It’s important to not discount your instincts. Obviously something about your child’s communication abilities is worrisome to you. First, I would make sure that all the proper procedures set forth by federal IDEA guidelines (Individuals with Disabilities Education Act) were followed. By law, these guidelines and parent rights must be made available to you at any time. Once a concern is identified (whether it is by a teacher or a parent), the school has a responsibility to evaluate the child to determine if a disability is present, this is called “Child Find.” If the school determines that the speech impairment does not impact academic performance, they may not recommend speech therapy. As a parent, you have the right to agree with the school’s assessment OR disagree with the outcome and request additional services. It’s important to know that that the schools have an obligation to treat disorders that impact educational performance. A younger child who still says “wabbit” for “rabbit” or has a slight interdental (lisp) “s”, would not be eligible for speech therapy because that’s considered within the normal range of development for their age.
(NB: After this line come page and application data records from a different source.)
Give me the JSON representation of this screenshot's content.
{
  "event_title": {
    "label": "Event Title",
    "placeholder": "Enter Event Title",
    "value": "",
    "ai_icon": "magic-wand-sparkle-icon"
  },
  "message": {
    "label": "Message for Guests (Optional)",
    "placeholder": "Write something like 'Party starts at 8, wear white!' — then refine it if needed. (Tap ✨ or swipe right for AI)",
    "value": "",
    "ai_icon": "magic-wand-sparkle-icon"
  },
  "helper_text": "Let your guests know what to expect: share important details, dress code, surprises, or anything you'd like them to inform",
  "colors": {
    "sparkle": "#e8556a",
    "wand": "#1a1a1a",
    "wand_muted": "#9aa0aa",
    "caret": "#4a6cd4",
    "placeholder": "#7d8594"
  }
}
However, if those errors continue into later elementary, it becomes atypical and could start to impact their ability to speak publicly or even affect reading acquisition. You may also seek out a private evaluation outside of the school system for a second opinion and bring those results back to the school if necessary.
Sarah Baker, MS CCC-SLP, owner and clinical director of Baker Speech Clinic in Oklahoma City
A parent knows his/her child best and a parent’s gut feelings are typically accurate. If your child is denied speech therapy through early intervention or the school system, request a re-evaluation or seek out other means of getting services. Many graduate programs in speech-language pathology run student clinics, in which graduate student clinicians provide treatment under the supervision of licensed speech-language pathologists. These clinics often service children who have been denied services elsewhere or are seeking supplemental therapy. Speech-language therapy is also available through insurance in outpatient hospital settings, among others. Private speech-language therapy is also an option.
Lauren Alpert M.S. CCC-SLP TSSLD, Brooklyn NY
In order to qualify for school speech therapy, you have to have a severe disorder. So if your child has a mild or moderate speech/language/fluency disorder, they may not qualify for school services. If you feel your child needs speech therapy and the school says they don’t, get a second opinion. You can go to a private practice, hospital or a non-profit agency and get an evaluation using your insurance (if it is a covered service). At CHSC, we will even look at the evaluation the school completed and if we think that is enough information and there is a disorder, then we will use that evaluation to start therapy. If there is not enough information, we would then conduct our own speech-language evaluation and then give you our recommendations as to whether therapy is necessary or not.
Lauren Masuga, M.A. CCC-SLP Senior Speech-Language Pathologist for the Cleveland Hearing & Speech Center
First, has the school completed at least a speech screening to back their response? If not, then a positive dialogue with the WHY of your request is appropriate. Be sure to have your facts as to the WHY available to present. If a screening has been completed, and your child has passed the screening, then one of two options would be appropriate. First, ask what screening tool was used and determine if it was appropriate for your child based on your knowledge base or consultation with an external SLP. A second option would be to obtain an external independent evaluation from a private SLP in order to develop your case for the request to the school.
Mary Padula, MA, CCC/SLP TLP-C/BC-C Neurodevelopment Program Consultant and author of Navigating the Therapy World
Are you struggling with getting support from your school district? Did you find a solution that might benefit other parents? Tell us your story in the comments below. Our experts agree that parents are the best advocates for their children!